It does not appear that Donald Trump was aware of his ex-employee’s behavior.
George Gjieli had already been out of federal prison for six years when he was hired as Trump Tower’s live-in residential superintendent after a face-to-face interview with Trump.
Gjieli’s new boss was apparently not aware of his criminal past, which included attempts to bribe a U.S. Treasury agent with $100,00 to break his acquaintance out of Michigan state prison, where he was serving time for a triple murder. Gjieli described the bloody crime to the agent using racial
slurs for the black victims, saying that the perpetrator “shot the f**k
out of them.” He’s also been described by federal prosecutors as showing an “utter disdain for the laws of our country.”
Even if Trump had discovered Gjieli’s past, there is reason to believe he still would have hired him.
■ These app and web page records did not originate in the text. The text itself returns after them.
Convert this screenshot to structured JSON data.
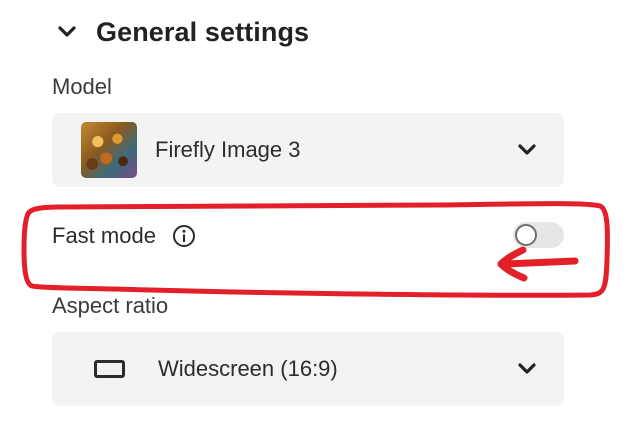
{
  "section": {
    "title": "General settings",
    "expanded_icon": "chevron-down-icon"
  },
  "model": {
    "label": "Model",
    "selected": "Firefly Image 3",
    "thumbnail": "leopard-thumbnail"
  },
  "fast_mode": {
    "label": "Fast mode",
    "info_icon": "info-icon",
    "enabled": false
  },
  "aspect_ratio": {
    "label": "Aspect ratio",
    "selected": "Widescreen (16:9)",
    "icon": "widescreen-icon"
  },
  "annotation": {
    "color": "#e3202a"
  }
}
Trump’s longtime associations with criminals and other shady characters is a matter of record.
In his book The Art of the Deal, Trump actually brags about hiring a con man who stole $50,000 from the company, even stealing from the fund the secretaries used to buy funeral flowers, saying that his behavior was worth it because the con man was such a good manager.
More recently, Trump famously hired Felix Sater as a senior adviser, in 2010. At the time, Sater was a mafia-linked executive convicted of stock fraud who eventually turned state’s witness.
Trump often couches his engagement with ex-cons in terms of giving them a second chance and an opportunity to get their lives back together. That may be so, but Gjieli, at least, did not seem to be reformed when he took up his position at Trump Tower.
Accusations have since emerged that Gjieli used his position to extort bribes in the form of envelopes of cash or even gold jewelry from other Trump Tower employees, making them pay for their positions or threatening to fire them if they did not comply. Elevator operator Ioan Ghilduta described in a 2005 deposition having to pay Gjieli $1,000 in cash and a gold crucifix upon getting the job, a practice he described as commonplace, saying, “All the guys pay the money.”
Gjieli would even accept cash in his Trump Tower office to set people up with jobs in non-Trump buildings where he wielded influence.
One Trump Tower employee, Ilie Malancea — according to his family — was forced to give Gjieli gifts of gold jewelry upon securing his position and didn’t see his situation much improved after Gjieli left in 2001. Gjieli’s successor would allegedly angrily take Malancea to task for transgressions like telling a resident that a broken elevator was unsafe and being late to work after a doctor’s appointment following heart surgery.
Gjieli has denied any wrongdoing, using an excuse that would make his old boss proud: blaming immigrants, this time the building’s Romanian staff.
Still, there is no evidence that Trump knew about the nefarious behavior going on in his tower for more than a decade. Taking into account the recommendation letter Trump allegedly wrote Gjieli when he stepped down in 2001, let’s hope that he didn’t.